**Exercise aim**
Using the records provided below, locate and copy each line that contains the word "huorong".

[Material supplied Boundary: Start]

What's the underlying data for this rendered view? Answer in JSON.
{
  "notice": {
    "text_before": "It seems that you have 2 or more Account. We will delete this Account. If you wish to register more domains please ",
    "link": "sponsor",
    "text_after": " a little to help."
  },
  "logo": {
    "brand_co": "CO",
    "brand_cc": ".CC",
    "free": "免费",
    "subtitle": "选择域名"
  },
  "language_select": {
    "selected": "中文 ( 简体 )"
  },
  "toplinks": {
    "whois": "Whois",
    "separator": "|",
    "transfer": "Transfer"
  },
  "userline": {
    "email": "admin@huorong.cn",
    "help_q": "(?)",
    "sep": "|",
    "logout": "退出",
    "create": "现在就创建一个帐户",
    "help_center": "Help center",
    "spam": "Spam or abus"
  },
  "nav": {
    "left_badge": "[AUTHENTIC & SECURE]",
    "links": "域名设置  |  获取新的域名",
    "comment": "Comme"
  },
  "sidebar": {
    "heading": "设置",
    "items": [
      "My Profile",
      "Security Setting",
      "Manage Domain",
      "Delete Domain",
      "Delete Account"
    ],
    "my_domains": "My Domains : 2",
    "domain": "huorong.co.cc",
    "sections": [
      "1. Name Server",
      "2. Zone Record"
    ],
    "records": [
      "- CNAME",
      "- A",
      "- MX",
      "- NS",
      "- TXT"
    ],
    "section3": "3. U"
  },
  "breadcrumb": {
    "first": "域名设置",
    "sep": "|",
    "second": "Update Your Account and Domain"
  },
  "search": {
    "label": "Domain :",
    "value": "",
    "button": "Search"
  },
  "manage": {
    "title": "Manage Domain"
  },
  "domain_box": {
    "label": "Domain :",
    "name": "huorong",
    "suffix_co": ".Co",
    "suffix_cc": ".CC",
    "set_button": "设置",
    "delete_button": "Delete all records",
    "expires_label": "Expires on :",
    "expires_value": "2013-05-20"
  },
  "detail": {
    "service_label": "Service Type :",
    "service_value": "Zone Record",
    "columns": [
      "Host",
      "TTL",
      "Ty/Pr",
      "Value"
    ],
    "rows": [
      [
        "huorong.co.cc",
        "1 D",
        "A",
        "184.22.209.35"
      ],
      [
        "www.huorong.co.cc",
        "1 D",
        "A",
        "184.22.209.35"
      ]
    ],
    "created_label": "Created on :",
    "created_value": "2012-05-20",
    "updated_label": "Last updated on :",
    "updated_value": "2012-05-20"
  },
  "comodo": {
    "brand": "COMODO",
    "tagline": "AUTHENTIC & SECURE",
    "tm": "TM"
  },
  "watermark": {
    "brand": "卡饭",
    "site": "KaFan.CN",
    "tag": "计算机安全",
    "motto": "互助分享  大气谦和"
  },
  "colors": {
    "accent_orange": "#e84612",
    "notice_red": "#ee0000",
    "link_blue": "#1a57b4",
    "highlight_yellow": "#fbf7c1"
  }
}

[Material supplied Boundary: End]

**Solution**
    "email": "admin@huorong.cn",
    "domain": "huorong.co.cc",
    "name": "huorong",
        "huorong.co.cc",
        "www.huorong.co.cc",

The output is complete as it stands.